According to a study conducted by the Department of Energy and Climate Change, by 2020, approximately 30 per cent of the UK's electricity will come from renewable sources, representing a massive threefold increase from today's levels.
In order to aid this shift from reliable, carbon-based energy generation to that of sporadic renewables, suppliers need to drastically improve the unstable relationship they currently share with consumers. Fortunately, the imminent introduction of smart metering will provide the perfect opportunity for reconciliation.
Where banks, grocery shops, insurance companies and mobile operators are succeeding, the energy industry has, so far, failed. In terms of delivering innovative services and a personalised experience to users, suppliers need to seriously up their game, which can be done via closer collaboration with consumers. Better relationships can steer demand, squeeze more out of renewables and help customers keep their lights on.
Ofgem last year promised to "break the stranglehold" of the six major energy firms, which is likely to trigger a boost in customer power, and with levels of competition between suppliers set to rise, there needs to be an increased focus on customer retention. Companies must now concentrate on optimising the user experience, bringing their services to the same channels and technologies that consumers use in everyday life.
Smart meters will undoubtedly play a huge role in mending the customer-supplier relationship, but they are just one part of what has to be a major operation. The creation of a new energy system is essential, tailored to benefit customers by catering to their needs. Indeed, the only way to identify a consumer's requirements is to encourage deeper engagement and active participation.

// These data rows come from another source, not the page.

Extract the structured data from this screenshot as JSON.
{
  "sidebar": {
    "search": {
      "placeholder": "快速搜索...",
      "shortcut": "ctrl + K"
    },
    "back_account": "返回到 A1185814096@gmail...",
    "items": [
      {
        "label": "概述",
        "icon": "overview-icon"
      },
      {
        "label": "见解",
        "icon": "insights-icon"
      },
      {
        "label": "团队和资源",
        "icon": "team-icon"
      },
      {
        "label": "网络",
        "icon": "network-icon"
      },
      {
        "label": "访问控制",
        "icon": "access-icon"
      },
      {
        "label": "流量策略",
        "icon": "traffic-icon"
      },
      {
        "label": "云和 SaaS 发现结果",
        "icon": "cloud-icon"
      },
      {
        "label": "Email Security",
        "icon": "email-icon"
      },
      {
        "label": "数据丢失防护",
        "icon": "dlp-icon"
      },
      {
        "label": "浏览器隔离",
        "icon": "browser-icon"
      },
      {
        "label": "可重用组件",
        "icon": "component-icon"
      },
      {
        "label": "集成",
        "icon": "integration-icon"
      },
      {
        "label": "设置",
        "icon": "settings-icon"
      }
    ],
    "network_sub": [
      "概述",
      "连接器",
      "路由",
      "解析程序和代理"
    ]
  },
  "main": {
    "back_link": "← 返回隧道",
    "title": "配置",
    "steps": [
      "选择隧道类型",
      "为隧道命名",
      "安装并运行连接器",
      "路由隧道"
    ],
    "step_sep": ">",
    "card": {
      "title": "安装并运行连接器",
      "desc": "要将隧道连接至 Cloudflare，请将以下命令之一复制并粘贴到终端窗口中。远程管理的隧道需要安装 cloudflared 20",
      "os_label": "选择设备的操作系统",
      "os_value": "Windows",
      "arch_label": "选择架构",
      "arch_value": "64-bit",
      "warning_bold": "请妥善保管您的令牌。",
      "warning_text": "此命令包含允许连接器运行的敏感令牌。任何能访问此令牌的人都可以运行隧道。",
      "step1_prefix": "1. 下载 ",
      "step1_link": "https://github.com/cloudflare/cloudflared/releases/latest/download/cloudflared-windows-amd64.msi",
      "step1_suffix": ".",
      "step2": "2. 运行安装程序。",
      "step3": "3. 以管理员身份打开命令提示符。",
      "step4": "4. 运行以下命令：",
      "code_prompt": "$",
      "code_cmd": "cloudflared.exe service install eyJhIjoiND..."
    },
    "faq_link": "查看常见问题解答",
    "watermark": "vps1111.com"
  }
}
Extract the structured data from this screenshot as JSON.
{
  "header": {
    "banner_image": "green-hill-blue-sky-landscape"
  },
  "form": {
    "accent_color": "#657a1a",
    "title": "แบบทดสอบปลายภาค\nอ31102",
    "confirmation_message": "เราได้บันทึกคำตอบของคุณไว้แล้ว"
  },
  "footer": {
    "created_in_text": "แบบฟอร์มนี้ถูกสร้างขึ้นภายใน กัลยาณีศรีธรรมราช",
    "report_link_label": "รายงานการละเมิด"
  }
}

Consumers will need to exercise more control over their energy use, but in order to do this, they have to acquire a better understanding of it. This not only means a greater emphasis on proactive participation, but also an increased focus on building trust between supply and demand. Nobody can afford to take customers for granted.
Building the new energy system will not be a walk in the park and there are no quick fixes or silver bullets. Some areas, such as security, will bring with them highly complex, uncomfortable issues, while large levels of experimentation will be required to create value in other fields.
Smart metering is now key. Energy processes and communications must be digitised, for advanced analytics tools to work to their full capacity and for suppliers and consumers to become as energy-efficient as possible.
While smart metering has the potential to open up a new channel for digital activity, resetting the customer-supplier relationship in the process, it has to be implemented and managed intelligently. To learn how to achieve this, download the whitepaper here.